### Problem requirements
What is needed is every line from the one holding "What data populates" to the last line of the data below, printed exactly and without pictures.

==========

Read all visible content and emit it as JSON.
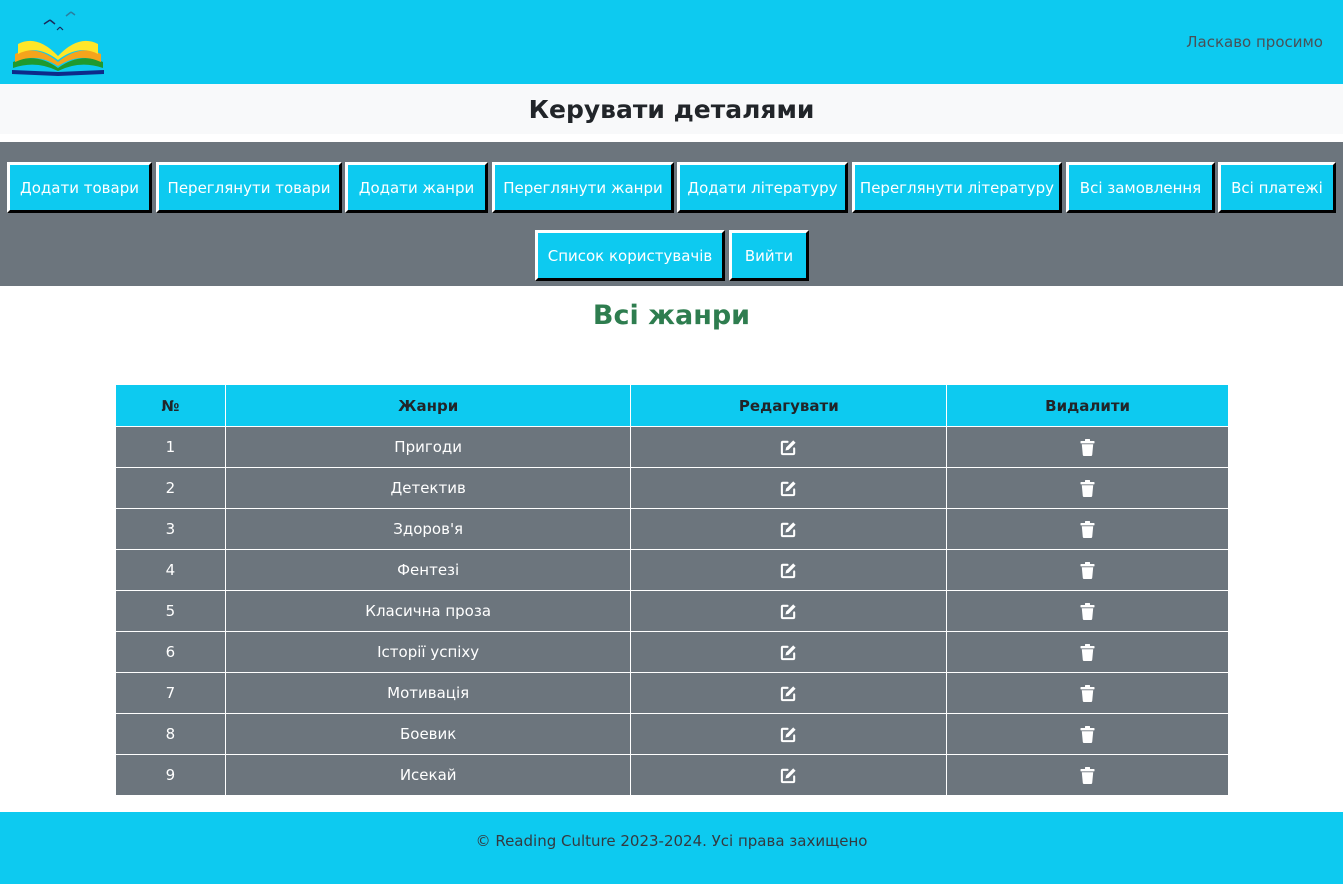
{
  "header": {
    "welcome_text": "Ласкаво просимо",
    "logo_icon": "open-book-logo"
  },
  "page": {
    "title": "Керувати деталями",
    "section_title": "Всі жанри"
  },
  "nav": {
    "add_products": "Додати товари",
    "view_products": "Переглянути товари",
    "add_genres": "Додати жанри",
    "view_genres": "Переглянути жанри",
    "add_literature": "Додати літературу",
    "view_literature": "Переглянути літературу",
    "all_orders": "Всі замовлення",
    "all_payments": "Всі платежі",
    "user_list": "Список користувачів",
    "logout": "Вийти"
  },
  "table": {
    "headers": {
      "number": "№",
      "genre": "Жанри",
      "edit": "Редагувати",
      "delete": "Видалити"
    },
    "edit_icon": "edit-icon",
    "delete_icon": "trash-icon",
    "rows": [
      {
        "number": "1",
        "genre": "Пригоди"
      },
      {
        "number": "2",
        "genre": "Детектив"
      },
      {
        "number": "3",
        "genre": "Здоров'я"
      },
      {
        "number": "4",
        "genre": "Фентезі"
      },
      {
        "number": "5",
        "genre": "Класична проза"
      },
      {
        "number": "6",
        "genre": "Історії успіху"
      },
      {
        "number": "7",
        "genre": "Мотивація"
      },
      {
        "number": "8",
        "genre": "Боевик"
      },
      {
        "number": "9",
        "genre": "Исекай"
      }
    ]
  },
  "footer": {
    "copyright": "© Reading Culture 2023-2024. Усі права захищено"
  },
  "colors": {
    "accent": "#0dcaf0",
    "nav_background": "#6c757d",
    "section_title": "#2e7d4f"
  }
}
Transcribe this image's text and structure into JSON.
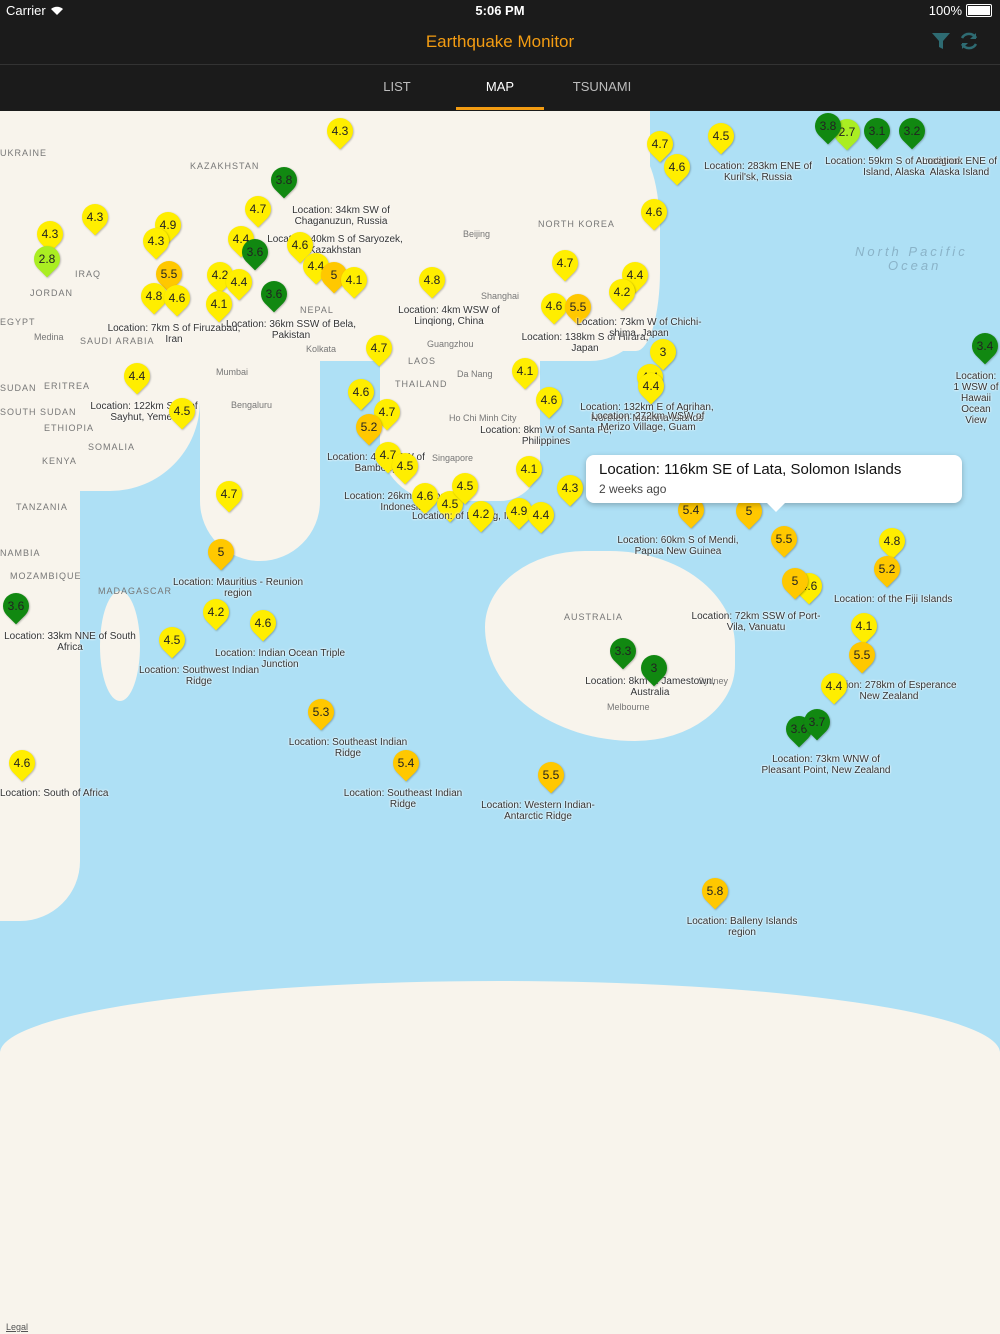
{
  "status_bar": {
    "carrier": "Carrier",
    "time": "5:06 PM",
    "battery": "100%"
  },
  "app": {
    "title": "Earthquake Monitor",
    "accent": "#f39c12"
  },
  "tabs": [
    {
      "label": "LIST",
      "active": false
    },
    {
      "label": "MAP",
      "active": true
    },
    {
      "label": "TSUNAMI",
      "active": false
    }
  ],
  "map": {
    "legal": "Legal",
    "regions": [
      "KAZAKHSTAN",
      "UKRAINE",
      "NORTH KOREA",
      "JORDAN",
      "IRAQ",
      "NEPAL",
      "EGYPT",
      "SAUDI ARABIA",
      "LAOS",
      "THAILAND",
      "ERITREA",
      "ETHIOPIA",
      "SOMALIA",
      "KENYA",
      "TANZANIA",
      "SUDAN",
      "SOUTH SUDAN",
      "MOZAMBIQUE",
      "MADAGASCAR",
      "AUSTRALIA",
      "NAMBIA"
    ],
    "cities": [
      "Beijing",
      "Shanghai",
      "Guangzhou",
      "Da Nang",
      "Ho Chi Minh City",
      "Singapore",
      "Kolkata",
      "Mumbai",
      "Bengaluru",
      "Sydney",
      "Melbourne",
      "Medina"
    ],
    "oceans": [
      "North Pacific",
      "Ocean"
    ],
    "callout": {
      "title": "Location:  116km SE of Lata, Solomon Islands",
      "subtitle": "2 weeks ago"
    },
    "quakes": [
      {
        "mag": "4.3",
        "color": "#ffee00"
      },
      {
        "mag": "3.8",
        "color": "#118811",
        "label": "Location:  34km SW of Chaganuzun, Russia"
      },
      {
        "mag": "4.7",
        "color": "#ffee00",
        "label": "Location:  40km S of Saryozek, Kazakhstan"
      },
      {
        "mag": "4.4",
        "color": "#ffee00"
      },
      {
        "mag": "3.6",
        "color": "#118811"
      },
      {
        "mag": "4.6",
        "color": "#ffee00"
      },
      {
        "mag": "4.4",
        "color": "#ffee00"
      },
      {
        "mag": "5",
        "color": "#ffc800"
      },
      {
        "mag": "4.1",
        "color": "#ffee00"
      },
      {
        "mag": "4.8",
        "color": "#ffee00",
        "label": "Location:  4km WSW of Linqiong, China"
      },
      {
        "mag": "4.3",
        "color": "#ffee00"
      },
      {
        "mag": "4.3",
        "color": "#ffee00"
      },
      {
        "mag": "4.9",
        "color": "#ffee00"
      },
      {
        "mag": "4.3",
        "color": "#ffee00"
      },
      {
        "mag": "2.8",
        "color": "#aaee22"
      },
      {
        "mag": "5.5",
        "color": "#ffc800"
      },
      {
        "mag": "4.8",
        "color": "#ffee00"
      },
      {
        "mag": "4.6",
        "color": "#ffee00",
        "label": "Location:  7km S of Firuzabad, Iran"
      },
      {
        "mag": "4.2",
        "color": "#ffee00"
      },
      {
        "mag": "4.4",
        "color": "#ffee00"
      },
      {
        "mag": "4.1",
        "color": "#ffee00"
      },
      {
        "mag": "3.6",
        "color": "#118811",
        "label": "Location:  36km SSW of Bela, Pakistan"
      },
      {
        "mag": "4.4",
        "color": "#ffee00",
        "label": "Location:  122km SSE of Sayhut, Yemen"
      },
      {
        "mag": "4.5",
        "color": "#ffee00"
      },
      {
        "mag": "4.7",
        "color": "#ffee00"
      },
      {
        "mag": "4.6",
        "color": "#ffee00"
      },
      {
        "mag": "4.7",
        "color": "#ffee00"
      },
      {
        "mag": "5.2",
        "color": "#ffc800",
        "label": "Location:  40km SW of Bambong"
      },
      {
        "mag": "4.7",
        "color": "#ffee00"
      },
      {
        "mag": "4.5",
        "color": "#ffee00",
        "label": "Location:  26km Sinabang, Indonesia"
      },
      {
        "mag": "4.6",
        "color": "#ffee00"
      },
      {
        "mag": "4.5",
        "color": "#ffee00"
      },
      {
        "mag": "4.5",
        "color": "#ffee00",
        "label": "Location:  of Batang, Indonesia"
      },
      {
        "mag": "4.2",
        "color": "#ffee00"
      },
      {
        "mag": "4.9",
        "color": "#ffee00"
      },
      {
        "mag": "4.4",
        "color": "#ffee00"
      },
      {
        "mag": "4.1",
        "color": "#ffee00"
      },
      {
        "mag": "4.3",
        "color": "#ffee00"
      },
      {
        "mag": "4.6",
        "color": "#ffee00",
        "label": "Location:  8km W of Santa Fe, Philippines"
      },
      {
        "mag": "4.1",
        "color": "#ffee00"
      },
      {
        "mag": "4.6",
        "color": "#ffee00"
      },
      {
        "mag": "5.5",
        "color": "#ffc800",
        "label": "Location:  138km S of Hirara, Japan"
      },
      {
        "mag": "4.7",
        "color": "#ffee00"
      },
      {
        "mag": "4.4",
        "color": "#ffee00"
      },
      {
        "mag": "4.2",
        "color": "#ffee00",
        "label": "Location:  73km W of Chichi-shima, Japan"
      },
      {
        "mag": "4.6",
        "color": "#ffee00"
      },
      {
        "mag": "4.5",
        "color": "#ffee00",
        "label": "Location:  283km ENE of Kuril'sk, Russia"
      },
      {
        "mag": "4.7",
        "color": "#ffee00"
      },
      {
        "mag": "4.6",
        "color": "#ffee00"
      },
      {
        "mag": "3",
        "color": "#ffee00"
      },
      {
        "mag": "4.4",
        "color": "#ffee00",
        "label": "Location:  132km E of Agrihan, Northern Mariana Islands"
      },
      {
        "mag": "4.4",
        "color": "#ffee00",
        "label": "Location:  272km WSW of Merizo Village, Guam"
      },
      {
        "mag": "2.7",
        "color": "#aaee22"
      },
      {
        "mag": "3.1",
        "color": "#118811",
        "label": "Location:  59km S of Amatignak Island, Alaska"
      },
      {
        "mag": "3.2",
        "color": "#118811",
        "label": "Location:  ENE of Alaska Island"
      },
      {
        "mag": "3.8",
        "color": "#118811"
      },
      {
        "mag": "3.4",
        "color": "#118811",
        "label": "Location:  1 WSW of Hawaii Ocean View"
      },
      {
        "mag": "5.4",
        "color": "#ffc800",
        "label": "Location:  60km S of Mendi, Papua New Guinea"
      },
      {
        "mag": "5",
        "color": "#ffc800"
      },
      {
        "mag": "5.5",
        "color": "#ffc800"
      },
      {
        "mag": "4.6",
        "color": "#ffee00",
        "label": "Location:  72km SSW of Port-Vila, Vanuatu"
      },
      {
        "mag": "5",
        "color": "#ffc800"
      },
      {
        "mag": "4.8",
        "color": "#ffee00"
      },
      {
        "mag": "5.2",
        "color": "#ffc800",
        "label": "Location:  of the Fiji Islands"
      },
      {
        "mag": "4.1",
        "color": "#ffee00"
      },
      {
        "mag": "5.5",
        "color": "#ffc800",
        "label": "Location:  278km of Esperance New Zealand"
      },
      {
        "mag": "4.4",
        "color": "#ffee00"
      },
      {
        "mag": "3.6",
        "color": "#118811",
        "label": "Location:  73km WNW of Pleasant Point, New Zealand"
      },
      {
        "mag": "3.7",
        "color": "#118811"
      },
      {
        "mag": "3.3",
        "color": "#118811",
        "label": "Location:  8km of Jamestown, Australia"
      },
      {
        "mag": "3",
        "color": "#118811"
      },
      {
        "mag": "4.7",
        "color": "#ffee00"
      },
      {
        "mag": "5",
        "color": "#ffc800",
        "label": "Location:  Mauritius - Reunion region"
      },
      {
        "mag": "4.2",
        "color": "#ffee00"
      },
      {
        "mag": "4.6",
        "color": "#ffee00",
        "label": "Location:  Indian Ocean Triple Junction"
      },
      {
        "mag": "4.5",
        "color": "#ffee00",
        "label": "Location:  Southwest Indian Ridge"
      },
      {
        "mag": "3.6",
        "color": "#118811",
        "label": "Location:  33km NNE of South Africa"
      },
      {
        "mag": "5.3",
        "color": "#ffc800",
        "label": "Location:  Southeast Indian Ridge"
      },
      {
        "mag": "5.4",
        "color": "#ffc800",
        "label": "Location:  Southeast Indian Ridge"
      },
      {
        "mag": "5.5",
        "color": "#ffc800",
        "label": "Location:  Western Indian-Antarctic Ridge"
      },
      {
        "mag": "4.6",
        "color": "#ffee00",
        "label": "Location:  South of Africa"
      },
      {
        "mag": "5.8",
        "color": "#ffc800",
        "label": "Location:  Balleny Islands region"
      }
    ]
  }
}
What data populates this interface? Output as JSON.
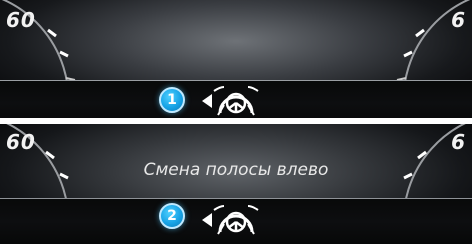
{
  "panels": [
    {
      "gauge_left_value": "60",
      "gauge_right_value": "6",
      "message": "",
      "step_number": "1",
      "indicator_icon": "steering-wheel-lane-change-left-icon"
    },
    {
      "gauge_left_value": "60",
      "gauge_right_value": "6",
      "message": "Смена полосы влево",
      "step_number": "2",
      "indicator_icon": "steering-wheel-lane-change-left-icon"
    }
  ],
  "colors": {
    "badge": "#17a3e6",
    "indicator": "#ffffff",
    "text": "#e8e8e8"
  }
}
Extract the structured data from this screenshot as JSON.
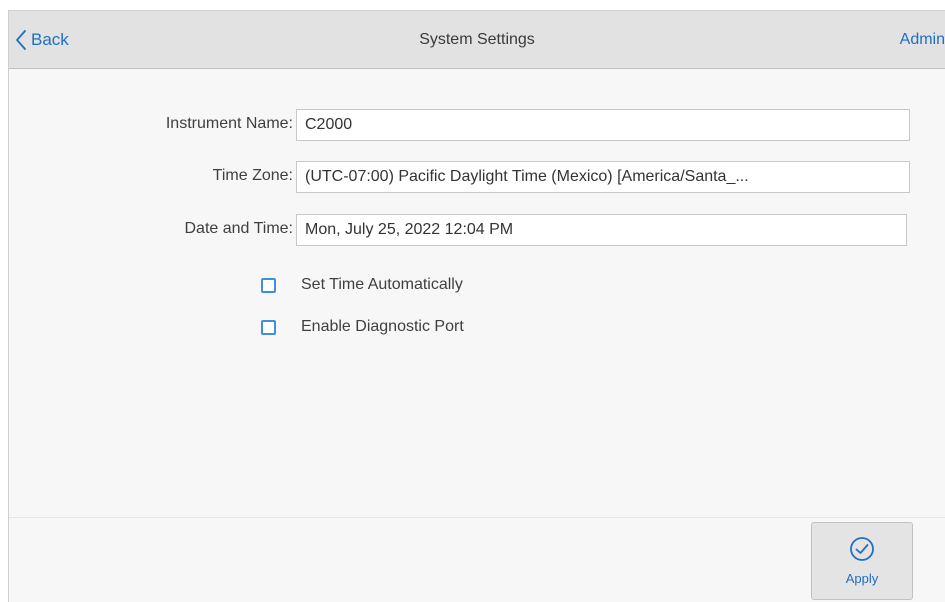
{
  "header": {
    "back_label": "Back",
    "title": "System Settings",
    "user_label": "Admin"
  },
  "form": {
    "instrument_name": {
      "label": "Instrument Name:",
      "value": "C2000"
    },
    "time_zone": {
      "label": "Time Zone:",
      "value": "(UTC-07:00) Pacific Daylight Time (Mexico) [America/Santa_..."
    },
    "date_time": {
      "label": "Date and Time:",
      "value": "Mon, July 25, 2022 12:04 PM"
    }
  },
  "options": {
    "set_time_auto": {
      "label": "Set Time Automatically",
      "checked": false
    },
    "diagnostic_port": {
      "label": "Enable Diagnostic Port",
      "checked": false
    }
  },
  "footer": {
    "apply_label": "Apply",
    "apply_icon": "checkmark-circle-icon"
  },
  "colors": {
    "accent": "#1f6fc4",
    "header_bg": "#e2e2e2",
    "panel_bg": "#f7f7f7",
    "checkbox_border": "#3f8fdc"
  }
}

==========

### Completed task
What data populates this interface? Output as JSON.
{
  "panels": [
    {
      "gauge_left_value": "60",
      "gauge_right_value": "6",
      "message": "",
      "step_number": "1",
      "indicator_icon": "steering-wheel-lane-change-left-icon"
    },
    {
      "gauge_left_value": "60",
      "gauge_right_value": "6",
      "message": "Смена полосы влево",
      "step_number": "2",
      "indicator_icon": "steering-wheel-lane-change-left-icon"
    }
  ],
  "colors": {
    "badge": "#17a3e6",
    "indicator": "#ffffff",
    "text": "#e8e8e8"
  }
}
Extract the structured data from this screenshot as JSON.
{
  "header": {
    "back_label": "Back",
    "title": "System Settings",
    "user_label": "Admin"
  },
  "form": {
    "instrument_name": {
      "label": "Instrument Name:",
      "value": "C2000"
    },
    "time_zone": {
      "label": "Time Zone:",
      "value": "(UTC-07:00) Pacific Daylight Time (Mexico) [America/Santa_..."
    },
    "date_time": {
      "label": "Date and Time:",
      "value": "Mon, July 25, 2022 12:04 PM"
    }
  },
  "options": {
    "set_time_auto": {
      "label": "Set Time Automatically",
      "checked": false
    },
    "diagnostic_port": {
      "label": "Enable Diagnostic Port",
      "checked": false
    }
  },
  "footer": {
    "apply_label": "Apply",
    "apply_icon": "checkmark-circle-icon"
  },
  "colors": {
    "accent": "#1f6fc4",
    "header_bg": "#e2e2e2",
    "panel_bg": "#f7f7f7",
    "checkbox_border": "#3f8fdc"
  }
}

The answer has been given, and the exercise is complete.